Latin America, however, has some of the longest work weeks in the world, with 48-hour work weeks in countries such as Peru, Argentina, Mexico and Panama and 44 hours in Brazil.

The South American nation of Ecuador, though, has a 40-hour work week.

Longer work weeks also do not necessarily mean enhanced productivity: France has a 35 hour work week and has some of the most productive workers of all the countries in the Organization for Economic Cooperation and Development (OECD).

Other countries have also experimented with shortened work weeks, with one of the largest trials concluding in the United Kingdom earlier this year.

The trial, which included 61 companies, found that four-day work weeks led to decreased stress for workers and had little impact on revenue. The vast majority of the 61 companies decided to continue the practice after the trial had ended.

Tuesday’s bill in Chile prevents businesses from reducing salaries because of the change and allows workers to switch to a four-day work week. However, it does not apply to informal sectors of Chile’s economy, which constitute more than a quarter of the country’s workforce, according to the news agency AFP.

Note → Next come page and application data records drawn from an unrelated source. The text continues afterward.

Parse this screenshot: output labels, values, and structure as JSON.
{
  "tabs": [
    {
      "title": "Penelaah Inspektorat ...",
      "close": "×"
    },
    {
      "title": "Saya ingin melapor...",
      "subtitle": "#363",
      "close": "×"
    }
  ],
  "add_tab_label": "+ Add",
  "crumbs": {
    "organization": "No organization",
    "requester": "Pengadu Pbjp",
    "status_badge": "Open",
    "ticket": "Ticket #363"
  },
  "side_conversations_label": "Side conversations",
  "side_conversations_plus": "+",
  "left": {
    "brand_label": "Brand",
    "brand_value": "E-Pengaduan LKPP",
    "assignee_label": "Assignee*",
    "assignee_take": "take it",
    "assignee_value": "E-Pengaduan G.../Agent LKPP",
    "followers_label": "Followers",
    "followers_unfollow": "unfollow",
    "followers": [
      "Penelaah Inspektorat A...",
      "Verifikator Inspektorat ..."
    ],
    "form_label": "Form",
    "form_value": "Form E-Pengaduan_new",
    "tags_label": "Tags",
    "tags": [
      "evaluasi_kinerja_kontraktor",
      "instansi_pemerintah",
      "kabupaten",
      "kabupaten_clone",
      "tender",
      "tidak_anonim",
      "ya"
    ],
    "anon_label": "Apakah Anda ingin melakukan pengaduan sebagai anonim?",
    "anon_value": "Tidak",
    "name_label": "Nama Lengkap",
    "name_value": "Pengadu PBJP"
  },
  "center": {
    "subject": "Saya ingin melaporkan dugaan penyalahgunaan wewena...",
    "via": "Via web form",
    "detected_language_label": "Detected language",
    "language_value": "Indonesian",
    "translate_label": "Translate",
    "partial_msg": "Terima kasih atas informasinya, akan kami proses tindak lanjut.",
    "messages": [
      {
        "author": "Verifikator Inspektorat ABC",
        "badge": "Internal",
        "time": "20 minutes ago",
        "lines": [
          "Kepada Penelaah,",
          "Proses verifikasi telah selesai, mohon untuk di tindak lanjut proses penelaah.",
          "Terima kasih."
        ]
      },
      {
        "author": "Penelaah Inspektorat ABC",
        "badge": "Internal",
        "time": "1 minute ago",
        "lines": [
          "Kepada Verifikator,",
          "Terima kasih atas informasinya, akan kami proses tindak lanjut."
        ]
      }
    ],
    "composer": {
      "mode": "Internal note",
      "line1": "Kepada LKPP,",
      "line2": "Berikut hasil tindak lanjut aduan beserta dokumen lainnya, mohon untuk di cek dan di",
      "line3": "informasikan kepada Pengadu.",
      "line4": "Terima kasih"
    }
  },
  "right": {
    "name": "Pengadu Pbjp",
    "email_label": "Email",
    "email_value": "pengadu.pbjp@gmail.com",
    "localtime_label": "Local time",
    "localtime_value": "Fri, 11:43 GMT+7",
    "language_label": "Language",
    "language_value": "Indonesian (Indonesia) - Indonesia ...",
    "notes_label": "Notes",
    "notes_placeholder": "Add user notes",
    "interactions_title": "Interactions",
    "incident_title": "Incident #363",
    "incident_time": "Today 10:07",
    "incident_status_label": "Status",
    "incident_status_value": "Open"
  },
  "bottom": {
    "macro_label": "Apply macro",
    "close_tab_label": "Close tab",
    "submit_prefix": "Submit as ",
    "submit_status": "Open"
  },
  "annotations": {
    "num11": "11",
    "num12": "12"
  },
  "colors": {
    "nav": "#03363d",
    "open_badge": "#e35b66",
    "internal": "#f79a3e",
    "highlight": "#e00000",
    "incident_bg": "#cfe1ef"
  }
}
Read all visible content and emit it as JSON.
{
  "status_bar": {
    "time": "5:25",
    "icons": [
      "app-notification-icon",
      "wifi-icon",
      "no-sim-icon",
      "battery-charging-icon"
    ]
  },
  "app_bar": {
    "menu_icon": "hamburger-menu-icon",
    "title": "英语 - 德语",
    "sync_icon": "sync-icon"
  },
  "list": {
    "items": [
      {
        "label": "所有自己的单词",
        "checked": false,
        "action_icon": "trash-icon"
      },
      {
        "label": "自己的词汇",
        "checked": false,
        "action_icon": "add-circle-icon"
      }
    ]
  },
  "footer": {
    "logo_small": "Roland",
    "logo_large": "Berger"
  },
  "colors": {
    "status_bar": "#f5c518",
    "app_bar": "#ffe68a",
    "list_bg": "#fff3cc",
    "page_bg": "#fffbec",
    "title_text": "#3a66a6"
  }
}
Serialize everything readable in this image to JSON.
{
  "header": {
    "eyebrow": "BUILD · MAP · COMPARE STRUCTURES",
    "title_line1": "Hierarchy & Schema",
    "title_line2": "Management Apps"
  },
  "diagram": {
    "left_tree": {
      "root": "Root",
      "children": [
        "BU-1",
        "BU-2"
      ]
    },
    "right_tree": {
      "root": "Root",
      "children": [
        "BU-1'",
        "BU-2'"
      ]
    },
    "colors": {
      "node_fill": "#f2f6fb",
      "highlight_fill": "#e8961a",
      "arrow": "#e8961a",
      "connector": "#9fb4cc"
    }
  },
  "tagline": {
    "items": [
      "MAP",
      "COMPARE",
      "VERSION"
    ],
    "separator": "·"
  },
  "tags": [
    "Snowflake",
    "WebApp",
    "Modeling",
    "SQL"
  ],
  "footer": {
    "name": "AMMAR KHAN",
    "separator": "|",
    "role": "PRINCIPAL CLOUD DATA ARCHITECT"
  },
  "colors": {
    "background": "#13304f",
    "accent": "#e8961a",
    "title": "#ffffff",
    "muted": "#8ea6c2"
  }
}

Some businesses have criticised the initiative, saying it will place them under strain as they try to adjust, but others have welcomed the change.

Danitza Becerra, the owner of a design company named Organic Style, told Reuters that her firm switched to a 40-hour work week years ago and it has been a positive experience.

“It’s a very good initiative that has changed our lives,” she said.

Source: aljazeera